My own life had changed so much since the belated realisation and acceptance that I needed help; and the even harder step of actually asking for help. That was back in 2004 and a decade later I felt ready to use my story to try and somehow “make a difference”.
I didn’t (don’t and never will) have a public profile, nor do I possess any particular talent or skill that would make me stand out, but I had the idea (in almost Archimedean circumstances… don’t try and picture the scene) to set myself a series of “challenges”, and it would be through the planning, preparation and (hopeful) completion of the various tasks that I would draw parallels and show just what can be achieved by asking for help.
I wasn’t offering any sort of magic cure… I don’t believe there is one; but for me, medication brought the objective clarity to prevent certain situations and feelings becoming overwhelming, and when the really bad days came, I was so lucky that Elaine’s love, understanding and support were always there—she is amazing xx
2014 was devoted to the charity Mind, and since then I have been working with Time to Change, for which I registered as a “Champion” (as in the Wonder Horse). My first involvement with the programme was to write a blog for their website, in which I tried to explain the effects of my condition; how it made me feel… and how much stronger I have ultimately become. The article received a few replies and comments; this was one: “Richard, your story really did strike me in a way that other pieces of writing haven't before.

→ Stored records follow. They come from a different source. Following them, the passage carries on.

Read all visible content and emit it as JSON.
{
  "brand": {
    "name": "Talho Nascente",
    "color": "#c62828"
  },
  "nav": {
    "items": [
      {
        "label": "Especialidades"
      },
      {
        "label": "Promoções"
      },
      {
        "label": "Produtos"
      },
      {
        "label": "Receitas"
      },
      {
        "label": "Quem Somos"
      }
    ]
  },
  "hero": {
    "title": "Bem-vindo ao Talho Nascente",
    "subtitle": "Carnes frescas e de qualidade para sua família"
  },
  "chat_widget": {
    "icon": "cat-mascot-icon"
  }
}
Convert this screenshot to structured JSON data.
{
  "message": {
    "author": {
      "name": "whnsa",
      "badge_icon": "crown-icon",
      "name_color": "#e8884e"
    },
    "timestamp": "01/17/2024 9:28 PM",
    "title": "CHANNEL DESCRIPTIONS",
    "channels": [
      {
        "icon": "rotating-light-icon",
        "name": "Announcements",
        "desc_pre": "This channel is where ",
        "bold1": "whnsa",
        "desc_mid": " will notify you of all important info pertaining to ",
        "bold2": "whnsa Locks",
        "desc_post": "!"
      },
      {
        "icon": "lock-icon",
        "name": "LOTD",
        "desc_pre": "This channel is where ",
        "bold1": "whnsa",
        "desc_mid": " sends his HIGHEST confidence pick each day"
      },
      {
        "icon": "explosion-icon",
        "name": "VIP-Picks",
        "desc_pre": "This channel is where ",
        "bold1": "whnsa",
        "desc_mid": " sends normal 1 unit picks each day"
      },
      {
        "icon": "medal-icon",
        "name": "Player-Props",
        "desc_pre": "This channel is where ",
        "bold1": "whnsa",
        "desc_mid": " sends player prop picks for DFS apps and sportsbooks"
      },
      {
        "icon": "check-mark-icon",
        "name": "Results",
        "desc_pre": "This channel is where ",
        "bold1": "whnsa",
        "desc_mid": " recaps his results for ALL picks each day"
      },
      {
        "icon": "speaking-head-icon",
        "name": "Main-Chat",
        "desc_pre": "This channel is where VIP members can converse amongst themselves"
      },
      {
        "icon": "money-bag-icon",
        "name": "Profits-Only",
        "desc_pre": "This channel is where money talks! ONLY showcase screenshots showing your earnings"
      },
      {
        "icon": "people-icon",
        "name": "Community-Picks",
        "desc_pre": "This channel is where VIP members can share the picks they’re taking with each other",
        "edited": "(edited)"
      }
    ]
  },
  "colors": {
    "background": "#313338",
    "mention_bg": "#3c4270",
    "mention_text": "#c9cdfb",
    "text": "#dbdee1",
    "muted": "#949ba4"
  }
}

“It describes so much for me in terms of being told it would be best if I see a doctor even though I was scared to. It took a year until I eventually sought help. I remember the feelings of that doctor’s visit… getting upset when speaking to my GP.
“My family didn't know anything about my depression until I had to be forced to tell them. I tried counselling but it didn't work for me; I'm now on antidepressants and they are working as they're helping me fight back and giving me a way of coping with these feelings I'm experiencing, but also helping me help myself a little bit more. This story brings me hope that I can still have a life and depression doesn't have to control me. I do still struggle but I'm finding a way to live my life. Lots of love Dionne x”
I don’t know anything about Dionne, but to have perhaps made a small difference to a total stranger meant such a lot, and justified everything about talking so openly and honestly about a subject some are still more comfortable avoiding.
To look at me, I don’t think anyone would necessarily guess I have had a chronic (albeit thankfully mild) condition for almost as long as I can remember. Equally, I suppose no one would guess I’m left-handed… nor would they guess I am deaf in my right ear—but I am, and I am (in that order). But dysthymia is part of me; it will always be a part of me… and in a sense it’s only because of a condition (that still impacts on every single day of my life), that I have met some genuinely inspirational people, I’ve had some fantastic experiences, learned a lot about myself; but most importantly of all, I’ve tried my best to make a difference.
I may not succeed—just like I haven’t succeeded in taking a leg off the BDO world no.1 Glen Durrant (definitely one of those “inspirational people”)—but I have to keep trying… because one day, you just never know.